Download and start listening now!
“Through the authors’ careful and vivid
storytelling, science and culture inspire and reflect one another, from
Einstein’s theories of relativity to Heisenberg’s uncertainty principle to
modern conceptions of causality. The authors keep their discussions of these
dense topics clear and fun to read without sacrificing detail…Crease and
Goldhaber provide an excellent reminder that quantum mechanics affects so much
of what we do and say and that concepts imagined one hundred years ago will
influence the physical and intellectual spaces we inhabit in the future. Always
entertaining and meticulously composed, this book will reorient your
relationship with the quantum.”
Kirkus Reviews (starred review)
want to comprehend quantum physics, creativity, metaphor in physics, and
the history of modern quantum physics will enjoy this work. A lighter
read than a science text, this is more accessible to the average person
and will be enjoyed by creative readers who have a scientific leaning.”
— Library Journal (starred review)
“Readers will learn to appreciate the imaginative
process that transforms quantum formulas into new metaphors for understanding
the human condition. An exhilarating romp for the intellectually adventurous!”
— Booklist (starred review)
“Histories of quantum theory are typically dense with complex, abstract
ideas, but philosopher Crease and physicist Goldhaber, both of Stony
Brook University, offer a new twist, adding a fascinating look at the
ways the mainstream world has embraced (though not always accurately!)
the concepts of quantum mechanics…Crease and Goldhaber have
written an accessible and entertaining history that embraces both the
science and the silliness of quantum mechanics.”
— Publishers Weekly
“This is an amazing book for scientists and humanists alike! Every page
yields surprises—not only about the complex history of quantum physics
but about how it impacts our understanding of ourselves in daily life.
Required reading for anyone concerned with casting the fate of humankind
in a radically new light.”
— Edward S. Casey, author of The World at a Glance
“A fascinating tour of the lives and afterlives of some of the most captivating concepts of quantum theory.”
— David Kaiser, author of How the Hippies Saved Physics
“A delight! A tour de force that is both illuminating and extraordinarily readable.”
— Gino Segrè, author of Ordinary Geniuses: How Two Mavericks Shaped Modern Science
“Reading The Quantum Moment is a very fun way to learn about where quantum physics comes from and the strange, even astonishing places it has gone with or without the physicists for whom it is the language of their craft.”
— Peter Galison, author of Einstein’s Clocks, Poincare’s Maps, professor of science and physics, Harvard University
The Quantum Moment Listener Reviews
Be the first to write a review about this audiobook!
About the Authors
Robert P. Crease is a professor of philosophy at Stony Brook University, New York. He is the
organizer of the Trust Institute at Stony Brook, which presents interdisciplinary

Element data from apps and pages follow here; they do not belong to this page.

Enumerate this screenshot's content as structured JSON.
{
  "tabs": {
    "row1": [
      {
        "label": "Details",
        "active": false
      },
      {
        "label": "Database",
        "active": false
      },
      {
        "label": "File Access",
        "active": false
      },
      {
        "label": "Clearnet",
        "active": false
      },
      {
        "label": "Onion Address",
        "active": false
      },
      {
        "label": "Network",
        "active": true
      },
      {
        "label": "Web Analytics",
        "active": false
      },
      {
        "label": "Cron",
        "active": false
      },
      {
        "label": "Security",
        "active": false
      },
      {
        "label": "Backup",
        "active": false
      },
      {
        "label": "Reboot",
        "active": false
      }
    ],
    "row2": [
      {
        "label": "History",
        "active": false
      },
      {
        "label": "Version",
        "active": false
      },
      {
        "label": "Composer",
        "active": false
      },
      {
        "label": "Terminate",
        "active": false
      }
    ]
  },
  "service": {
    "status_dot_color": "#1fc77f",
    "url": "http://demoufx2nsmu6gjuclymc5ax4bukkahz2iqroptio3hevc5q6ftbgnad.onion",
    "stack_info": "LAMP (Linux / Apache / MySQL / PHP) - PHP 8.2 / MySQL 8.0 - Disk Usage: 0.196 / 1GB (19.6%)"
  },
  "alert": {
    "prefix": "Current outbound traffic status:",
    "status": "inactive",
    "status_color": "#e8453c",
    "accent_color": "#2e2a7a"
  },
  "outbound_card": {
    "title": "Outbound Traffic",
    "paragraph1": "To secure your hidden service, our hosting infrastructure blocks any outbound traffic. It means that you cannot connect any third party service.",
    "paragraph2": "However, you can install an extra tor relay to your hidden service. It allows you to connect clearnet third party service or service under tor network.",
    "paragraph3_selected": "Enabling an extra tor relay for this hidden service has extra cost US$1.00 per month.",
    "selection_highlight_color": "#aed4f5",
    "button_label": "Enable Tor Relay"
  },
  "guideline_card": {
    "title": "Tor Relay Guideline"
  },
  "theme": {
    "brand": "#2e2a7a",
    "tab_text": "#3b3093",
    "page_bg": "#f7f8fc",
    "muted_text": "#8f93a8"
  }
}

programs about contemporary issues. His articles and reviews have appeared in the
Atlantic Monthly, the New York Times Magazine, the Wall Street Journal, Newsday, and elsewhere. He writes a monthly column, Critical Point, on

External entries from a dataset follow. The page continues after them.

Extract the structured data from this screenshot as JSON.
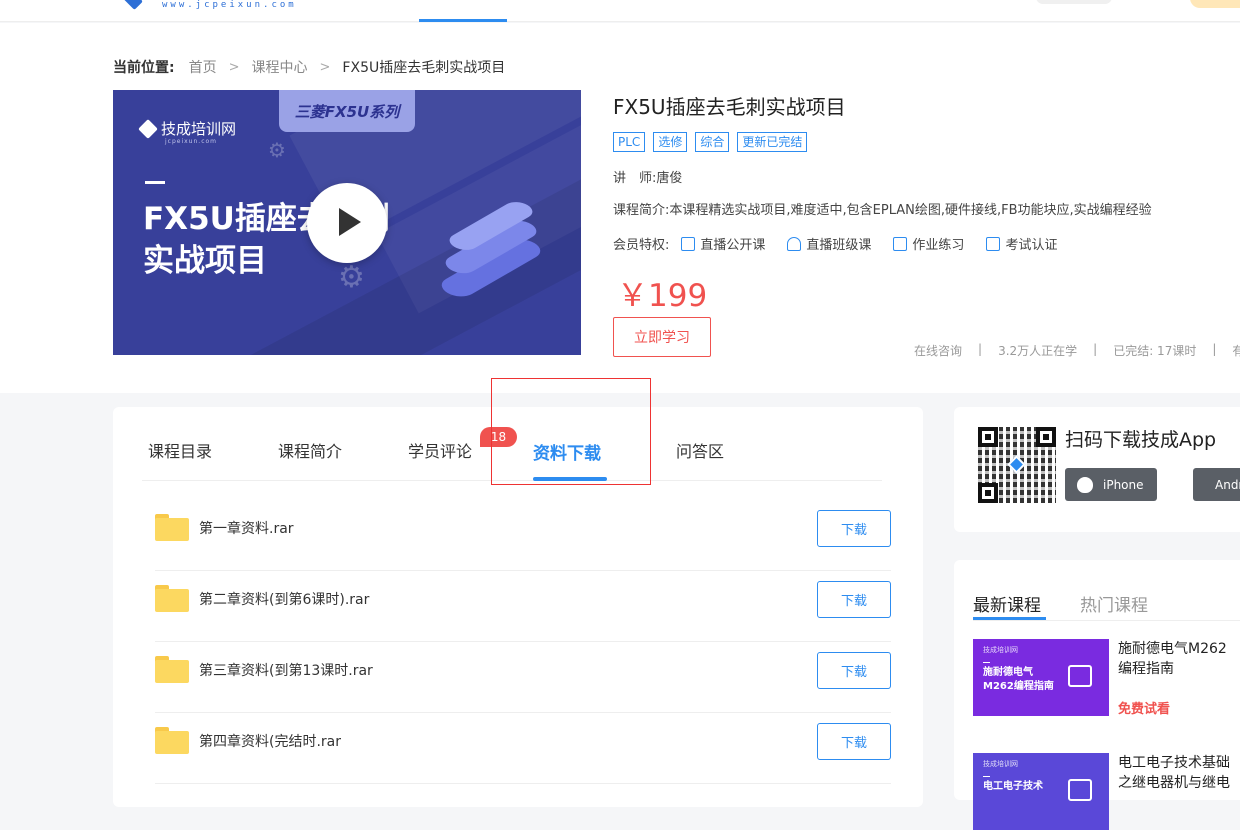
{
  "header": {
    "site_url": "www.jcpeixun.com"
  },
  "breadcrumb": {
    "label": "当前位置:",
    "items": [
      "首页",
      "课程中心"
    ],
    "current": "FX5U插座去毛刺实战项目"
  },
  "cover": {
    "logo_text": "技成培训网",
    "logo_sub": "jcpeixun.com",
    "series_badge": "三菱FX5U系列",
    "title": "FX5U插座去毛刺\n实战项目"
  },
  "course": {
    "title": "FX5U插座去毛刺实战项目",
    "tags": [
      "PLC",
      "选修",
      "综合",
      "更新已完结"
    ],
    "teacher": "讲　师:唐俊",
    "intro": "课程简介:本课程精选实战项目,难度适中,包含EPLAN绘图,硬件接线,FB功能块应,实战编程经验",
    "perks_label": "会员特权:",
    "perks": [
      {
        "icon": "live-icon",
        "label": "直播公开课"
      },
      {
        "icon": "headset-icon",
        "label": "直播班级课"
      },
      {
        "icon": "edit-icon",
        "label": "作业练习"
      },
      {
        "icon": "certificate-icon",
        "label": "考试认证"
      }
    ],
    "price": "￥199",
    "study_button": "立即学习",
    "stats": [
      "在线咨询",
      "3.2万人正在学",
      "已完结: 17课时",
      "有效"
    ]
  },
  "tabs": {
    "items": [
      "课程目录",
      "课程简介",
      "学员评论",
      "资料下载",
      "问答区"
    ],
    "active": "资料下载",
    "comment_badge": "18"
  },
  "files": [
    {
      "name": "第一章资料.rar",
      "button": "下载"
    },
    {
      "name": "第二章资料(到第6课时).rar",
      "button": "下载"
    },
    {
      "name": "第三章资料(到第13课时.rar",
      "button": "下载"
    },
    {
      "name": "第四章资料(完结时.rar",
      "button": "下载"
    }
  ],
  "app_download": {
    "title": "扫码下载技成App",
    "buttons": [
      "iPhone",
      "Android"
    ]
  },
  "course_list": {
    "tabs": [
      "最新课程",
      "热门课程"
    ],
    "active": "最新课程",
    "items": [
      {
        "thumb_title": "施耐德电气\nM262编程指南",
        "thumb_logo": "技成培训网",
        "name": "施耐德电气M262编程指南",
        "label": "免费试看"
      },
      {
        "thumb_title": "电工电子技术",
        "thumb_logo": "技成培训网",
        "name": "电工电子技术基础之继电器机与继电接触控制篇",
        "label": ""
      }
    ]
  },
  "colors": {
    "accent": "#2d8cf0",
    "price": "#f0524f",
    "cover_bg": "#38409a",
    "thumb_bg": "#7a2be0"
  }
}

the social dimensions of science for Physics
World magazine. His books include The
Great Equations and World in the
Balance, among others. He lives in New York City with his family.
Alfred Scharff Goldhaber is a professor in the C. N. Yang Institute for Theoretical Physics and the Department of Physics and Astronomy, and a 2014 winner of the State University of New York Chancellors Award in Scholarship and Creative Activity. He teaches an unorthodox course approaching quantum mechanics through optics.
About Sean Runnette
Sean Runnette, an Earphones Award–winning narrator, has also directed and produced more than two hundred audiobooks, including several Audie Award winners. He is a member of the American Repertory Theater company and has toured the United States and internationally with ART and Mabou Mines. His television and film appearances include Two If by Sea, Cop Land, Sex and the City, Law & Order, the award-winning film Easter, and numerous commercials.